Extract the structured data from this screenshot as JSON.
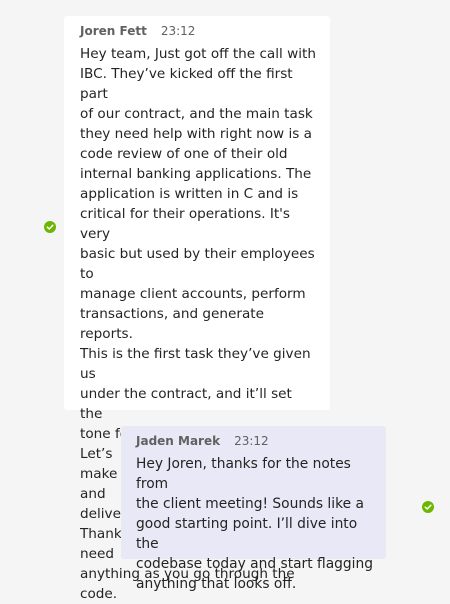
{
  "messages": [
    {
      "sender": "Joren Fett",
      "time": "23:12",
      "body": "Hey team, Just got off the call with\nIBC. They’ve kicked off the first part\nof our contract, and the main task\nthey need help with right now is a\ncode review of one of their old\ninternal banking applications. The\napplication is written in C and is\ncritical for their operations. It's very\nbasic but used by their employees to\nmanage client accounts, perform\ntransactions, and generate reports.\nThis is the first task they’ve given us\nunder the contract, and it’ll set the\ntone for the rest of the project. Let’s\nmake sure we catch everything and\ndeliver a solid first impression.\nThanks, and let me know if you need\nanything as you go through the code.",
      "status_icon": "checkmark-circle-icon",
      "status_color": "#6bb700"
    },
    {
      "sender": "Jaden Marek",
      "time": "23:12",
      "body": "Hey Joren, thanks for the notes from\nthe client meeting! Sounds like a\ngood starting point. I’ll dive into the\ncodebase today and start flagging\nanything that looks off.",
      "status_icon": "checkmark-circle-icon",
      "status_color": "#6bb700"
    }
  ]
}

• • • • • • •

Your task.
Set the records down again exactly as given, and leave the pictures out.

Solution for this exercise.
Extract the structured data from this screenshot as JSON.
{
  "messages": [
    {
      "sender": "Joren Fett",
      "time": "23:12",
      "body": "Hey team, Just got off the call with\nIBC. They’ve kicked off the first part\nof our contract, and the main task\nthey need help with right now is a\ncode review of one of their old\ninternal banking applications. The\napplication is written in C and is\ncritical for their operations. It's very\nbasic but used by their employees to\nmanage client accounts, perform\ntransactions, and generate reports.\nThis is the first task they’ve given us\nunder the contract, and it’ll set the\ntone for the rest of the project. Let’s\nmake sure we catch everything and\ndeliver a solid first impression.\nThanks, and let me know if you need\nanything as you go through the code.",
      "status_icon": "checkmark-circle-icon",
      "status_color": "#6bb700"
    },
    {
      "sender": "Jaden Marek",
      "time": "23:12",
      "body": "Hey Joren, thanks for the notes from\nthe client meeting! Sounds like a\ngood starting point. I’ll dive into the\ncodebase today and start flagging\nanything that looks off.",
      "status_icon": "checkmark-circle-icon",
      "status_color": "#6bb700"
    }
  ]
}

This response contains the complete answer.